### [WORK REQUIRED]
Lines with the word "Courses" are the answer; copy each of them from the data below.
'''
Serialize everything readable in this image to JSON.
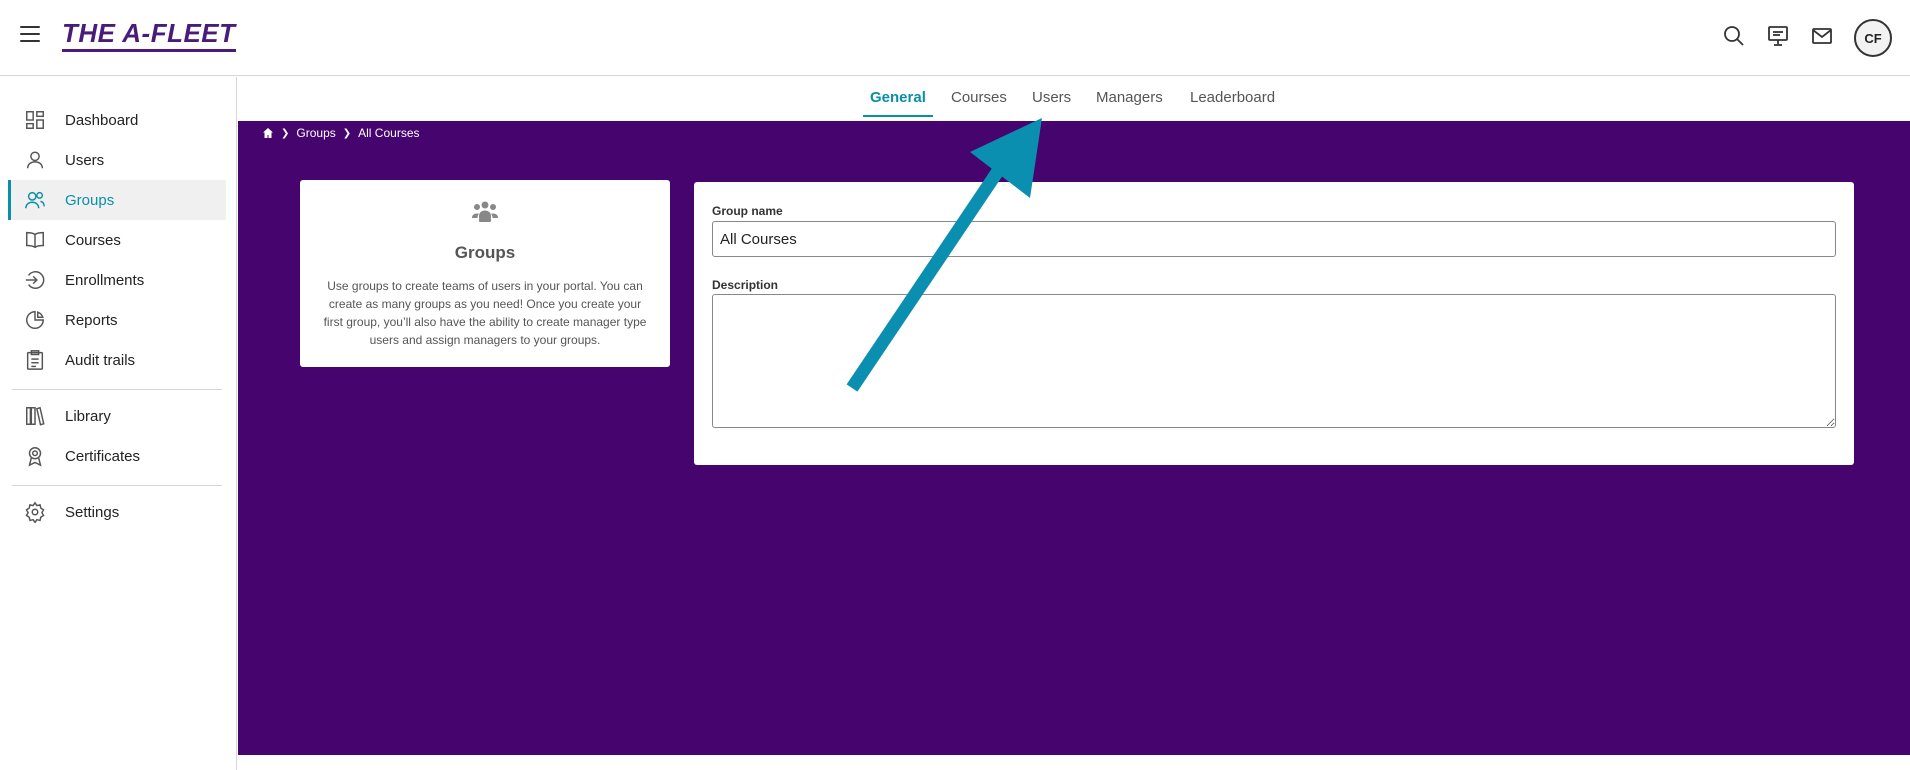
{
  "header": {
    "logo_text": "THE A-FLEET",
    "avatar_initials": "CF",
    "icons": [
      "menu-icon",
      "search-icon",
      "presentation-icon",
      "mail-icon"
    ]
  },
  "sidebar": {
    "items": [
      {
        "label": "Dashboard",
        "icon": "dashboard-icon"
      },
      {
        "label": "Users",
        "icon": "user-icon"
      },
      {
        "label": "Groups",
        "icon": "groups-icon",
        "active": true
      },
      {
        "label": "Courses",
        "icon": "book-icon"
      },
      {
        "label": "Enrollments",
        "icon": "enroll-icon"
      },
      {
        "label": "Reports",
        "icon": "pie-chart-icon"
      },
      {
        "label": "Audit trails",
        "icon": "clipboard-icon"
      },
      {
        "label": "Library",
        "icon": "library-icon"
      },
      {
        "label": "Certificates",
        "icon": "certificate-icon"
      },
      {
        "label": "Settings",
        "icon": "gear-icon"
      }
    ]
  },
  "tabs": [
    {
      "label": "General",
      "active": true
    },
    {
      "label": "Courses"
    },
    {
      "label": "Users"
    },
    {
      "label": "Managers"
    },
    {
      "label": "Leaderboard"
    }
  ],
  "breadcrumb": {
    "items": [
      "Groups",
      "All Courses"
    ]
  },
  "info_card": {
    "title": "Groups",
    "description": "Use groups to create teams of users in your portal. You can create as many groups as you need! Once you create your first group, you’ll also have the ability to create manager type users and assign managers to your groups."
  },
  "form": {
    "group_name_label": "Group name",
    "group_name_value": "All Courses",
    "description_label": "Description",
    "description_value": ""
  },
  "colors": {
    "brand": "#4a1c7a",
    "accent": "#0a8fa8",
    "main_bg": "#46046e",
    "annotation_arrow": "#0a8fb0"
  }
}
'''
### [REPLY]
        "label": "Courses",
      "label": "Courses"
      "All Courses"
    "group_name_value": "All Courses",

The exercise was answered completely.